Video is only part of the product
So what should we make of all this? The above-mentioned companies haven’t gone bankrupt they’ve been consolidated. Furthermore, applicant tracking systems and psychometric assessment providers are adding video interviewing capabilities to their product suites. Good news for video interview, right?
The demand for one-way interviewing solutions is very real. But asking candidates to record their responses to interview questions using video is a feature, not a hiring solution in and of itself. What’s more, it’s now considered table stakes.
First, as mentioned above, most video interviewing involves taking the offline interview questions and replicates them online.

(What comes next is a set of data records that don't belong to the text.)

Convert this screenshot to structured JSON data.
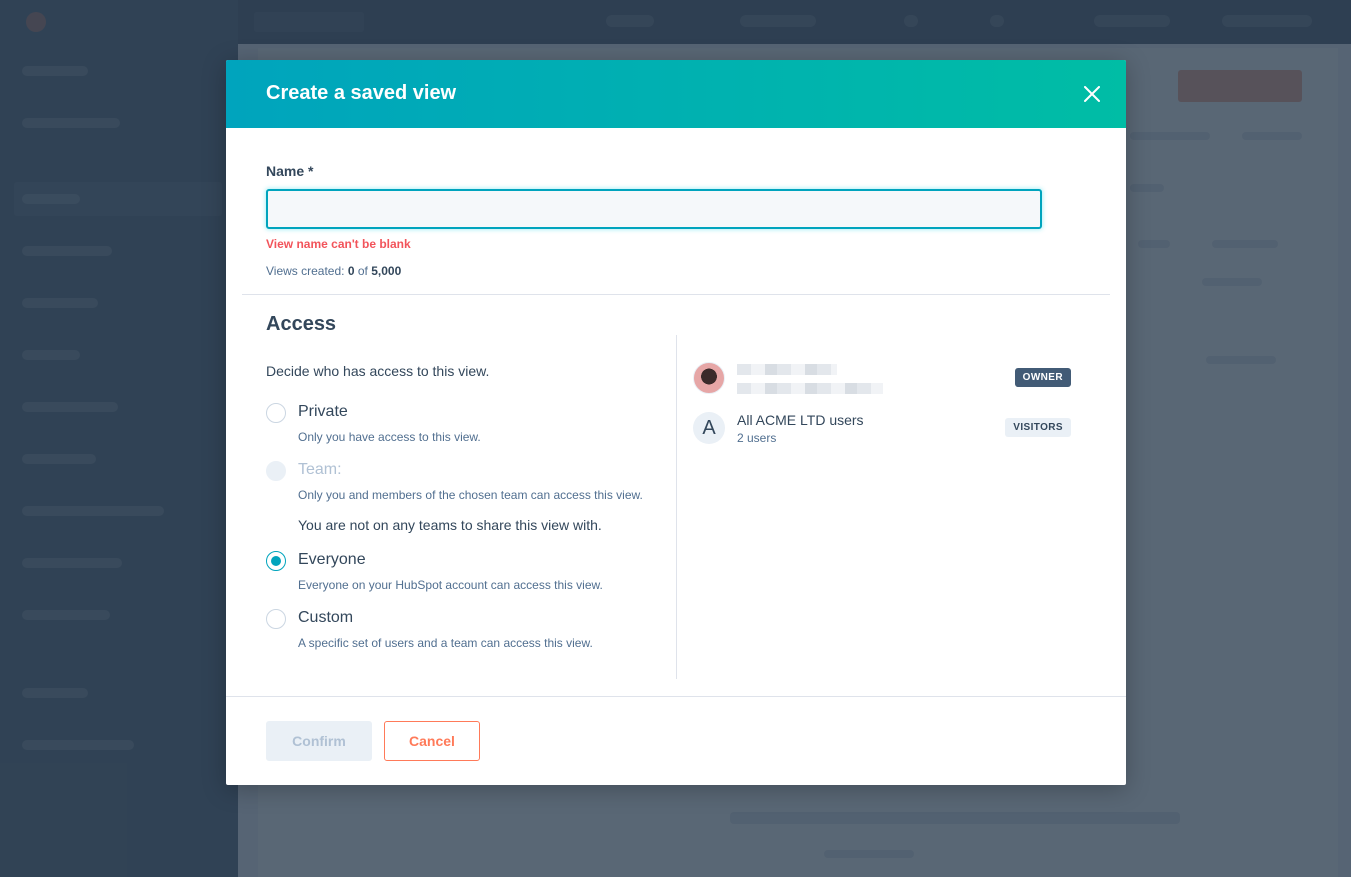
{
  "modal": {
    "title": "Create a saved view",
    "close_icon": "close-icon"
  },
  "name_field": {
    "label": "Name *",
    "value": "",
    "placeholder": "",
    "error": "View name can't be blank",
    "views_created_label": "Views created:",
    "views_created_count": "0",
    "views_created_of": "of",
    "views_created_limit": "5,000"
  },
  "access": {
    "title": "Access",
    "description": "Decide who has access to this view.",
    "options": [
      {
        "label": "Private",
        "help": "Only you have access to this view.",
        "checked": false,
        "disabled": false
      },
      {
        "label": "Team:",
        "help": "Only you and members of the chosen team can access this view.",
        "note": "You are not on any teams to share this view with.",
        "checked": false,
        "disabled": true
      },
      {
        "label": "Everyone",
        "help": "Everyone on your HubSpot account can access this view.",
        "checked": true,
        "disabled": false
      },
      {
        "label": "Custom",
        "help": "A specific set of users and a team can access this view.",
        "checked": false,
        "disabled": false
      }
    ],
    "members": [
      {
        "avatar": "user-photo",
        "badge": "OWNER"
      },
      {
        "avatar_letter": "A",
        "name": "All ACME LTD users",
        "sub": "2 users",
        "badge": "VISITORS"
      }
    ]
  },
  "footer": {
    "confirm_label": "Confirm",
    "cancel_label": "Cancel"
  },
  "colors": {
    "header_start": "#00a4bd",
    "header_end": "#00bda5",
    "error": "#f2545b",
    "accent": "#00a4bd",
    "cancel": "#ff7a59"
  }
}
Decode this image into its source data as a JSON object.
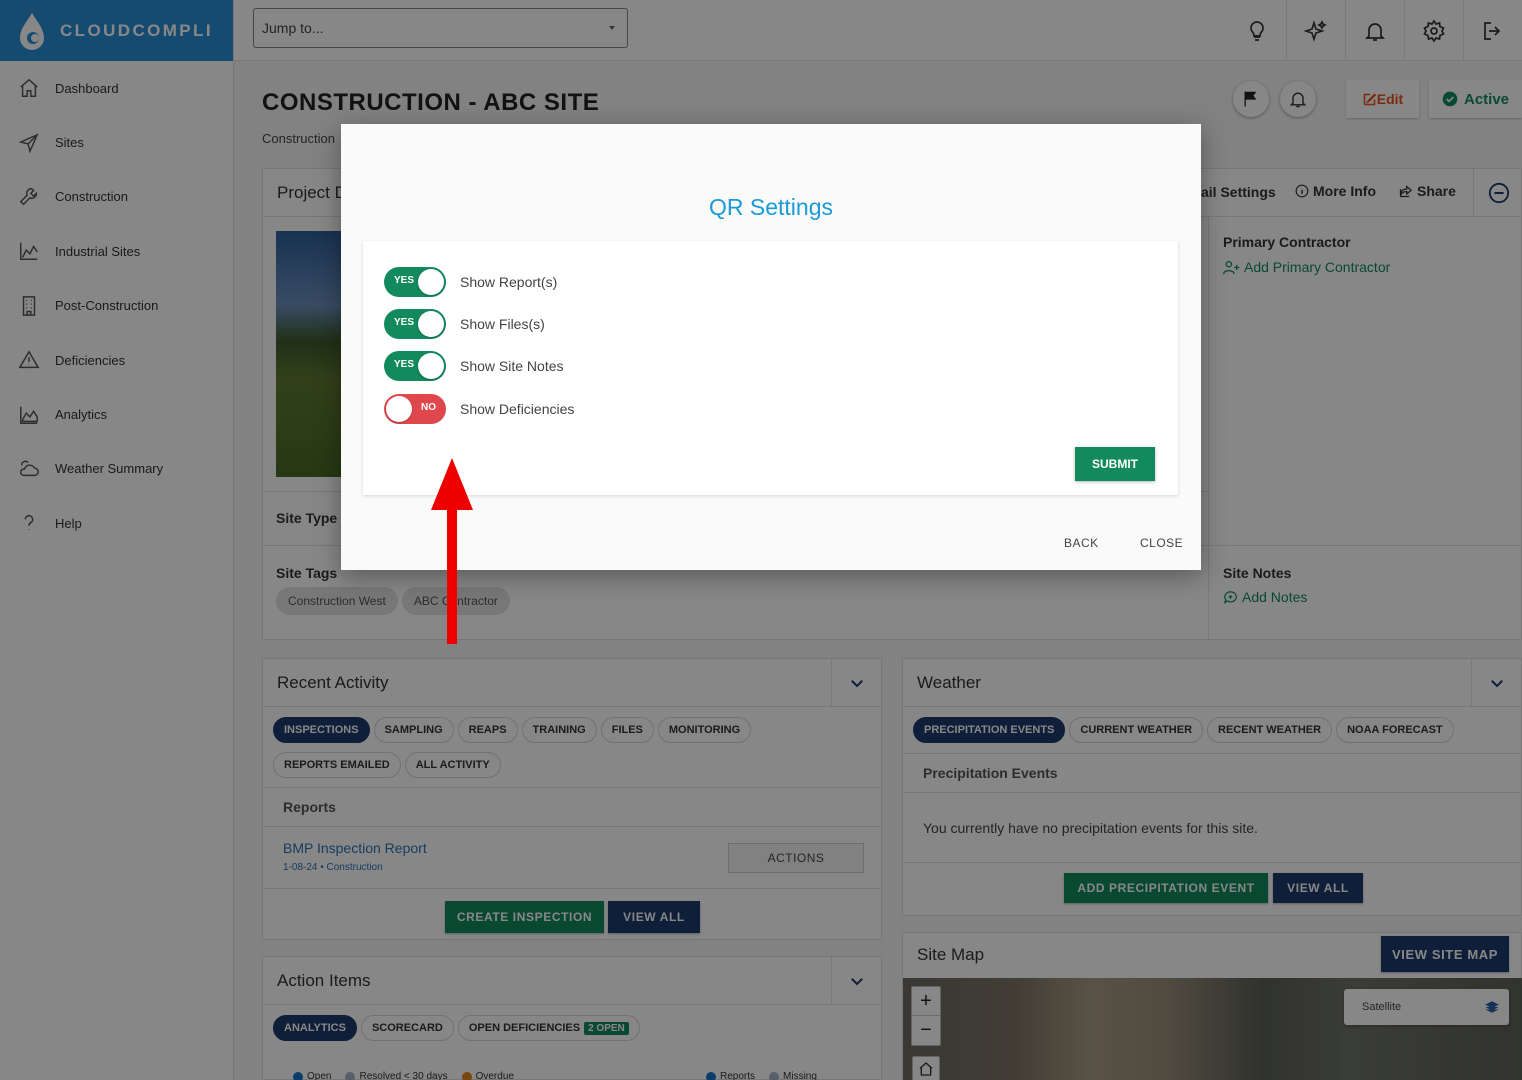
{
  "brand": {
    "name": "CLOUDCOMPLI",
    "color": "#2b8fd6"
  },
  "sidebar": {
    "items": [
      {
        "label": "Dashboard",
        "icon": "home-icon"
      },
      {
        "label": "Sites",
        "icon": "send-icon"
      },
      {
        "label": "Construction",
        "icon": "wrench-icon"
      },
      {
        "label": "Industrial Sites",
        "icon": "factory-icon"
      },
      {
        "label": "Post-Construction",
        "icon": "building-icon"
      },
      {
        "label": "Deficiencies",
        "icon": "warning-icon"
      },
      {
        "label": "Analytics",
        "icon": "chart-icon"
      },
      {
        "label": "Weather Summary",
        "icon": "cloud-sun-icon"
      },
      {
        "label": "Help",
        "icon": "question-icon"
      }
    ]
  },
  "topbar": {
    "jump_placeholder": "Jump to...",
    "icons": [
      "lightbulb-icon",
      "sparkle-icon",
      "bell-icon",
      "gear-icon",
      "logout-icon"
    ]
  },
  "page": {
    "title": "CONSTRUCTION - ABC SITE",
    "breadcrumb": "Construction",
    "edit_label": "Edit",
    "active_label": "Active"
  },
  "project": {
    "title": "Project D",
    "tabs": {
      "settings": "ail Settings",
      "more_info": "More Info",
      "share": "Share"
    },
    "primary_contractor_label": "Primary Contractor",
    "add_primary_contractor": "Add Primary Contractor",
    "site_type_label": "Site Type",
    "site_tags_label": "Site Tags",
    "tags": [
      "Construction West",
      "ABC Contractor"
    ],
    "site_notes_label": "Site Notes",
    "add_notes": "Add Notes"
  },
  "recent_activity": {
    "title": "Recent Activity",
    "tabs": [
      "INSPECTIONS",
      "SAMPLING",
      "REAPS",
      "TRAINING",
      "FILES",
      "MONITORING",
      "REPORTS EMAILED",
      "ALL ACTIVITY"
    ],
    "reports_label": "Reports",
    "report_title": "BMP Inspection Report",
    "report_meta": "1-08-24 • Construction",
    "actions_label": "ACTIONS",
    "create_label": "CREATE INSPECTION",
    "view_all_label": "VIEW ALL"
  },
  "weather": {
    "title": "Weather",
    "tabs": [
      "PRECIPITATION EVENTS",
      "CURRENT WEATHER",
      "RECENT WEATHER",
      "NOAA FORECAST"
    ],
    "section_label": "Precipitation Events",
    "empty_text": "You currently have no precipitation events for this site.",
    "add_label": "ADD PRECIPITATION EVENT",
    "view_all_label": "VIEW ALL"
  },
  "action_items": {
    "title": "Action Items",
    "tabs": [
      "ANALYTICS",
      "SCORECARD",
      "OPEN DEFICIENCIES"
    ],
    "open_badge": "2 OPEN",
    "legend_left": [
      "Open",
      "Resolved < 30 days",
      "Overdue"
    ],
    "legend_right": [
      "Reports",
      "Missing"
    ]
  },
  "site_map": {
    "title": "Site Map",
    "view_label": "VIEW SITE MAP",
    "zoom_in": "+",
    "zoom_out": "−",
    "layer_label": "Satellite"
  },
  "modal": {
    "title": "QR Settings",
    "options": [
      {
        "label": "Show Report(s)",
        "state": "YES"
      },
      {
        "label": "Show Files(s)",
        "state": "YES"
      },
      {
        "label": "Show Site Notes",
        "state": "YES"
      },
      {
        "label": "Show Deficiencies",
        "state": "NO"
      }
    ],
    "submit_label": "SUBMIT",
    "back_label": "BACK",
    "close_label": "CLOSE"
  },
  "colors": {
    "green": "#138a5e",
    "navy": "#1e3a6d",
    "red": "#e0474c",
    "accent_blue": "#1a9ad6",
    "arrow": "#ee0000"
  }
}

But we already know that traditional, unstructured interviews are not very predictive of job performance. So video interviews largely make an already-flawed hiring process more efficient.
Second, most candidates don’t enjoy recording themselves over and over, least of all engineers. They’re not in Hollywood. It’s intimidating and tiring to record yourself over video and, frankly, it’s unnecessary because most questions can be answered using other formats.
Third, most video interviewing solutions require recruiters or hiring managers to manually review all the responses, an exhausting and time-consuming activity.
Video as a medium is valuable when used in moderation as part of a broader assessment, and when responses can be automatically graded. One great way to use video is to ask candidates to explain their work immediately after completing a job-related task online. Another is to ask them to talk about why they’re excited about the role they’ve applied for. It’s really helpful to see how someone communicates and let the passion come across. The problems start when candidates have to record more than one or two video responses. It gets tiring.
That’s why video is a feature in a broader solution, not the solution itself. It explains why existing assessment vendors are adding video interviewing capabilities and offering them for free or close to free. Modern talent acquisition teams are increasingly demanding candidate evaluation methods that predict performance, reduce employee turnover and save time. Incremental improvements to traditional hiring methods are not enough. Video will continue to play a big role in hiring and adoption will increase. But it won’t be through solutions dedicated to video interviewing. Rather, video will appear as a feature within broader, more predictive and more efficient candidate selection solutions.
Here’s the good news. If you are using video interviewing, you’ve already taken a giant step forward because you’ve moved online. From here, it only gets better and better.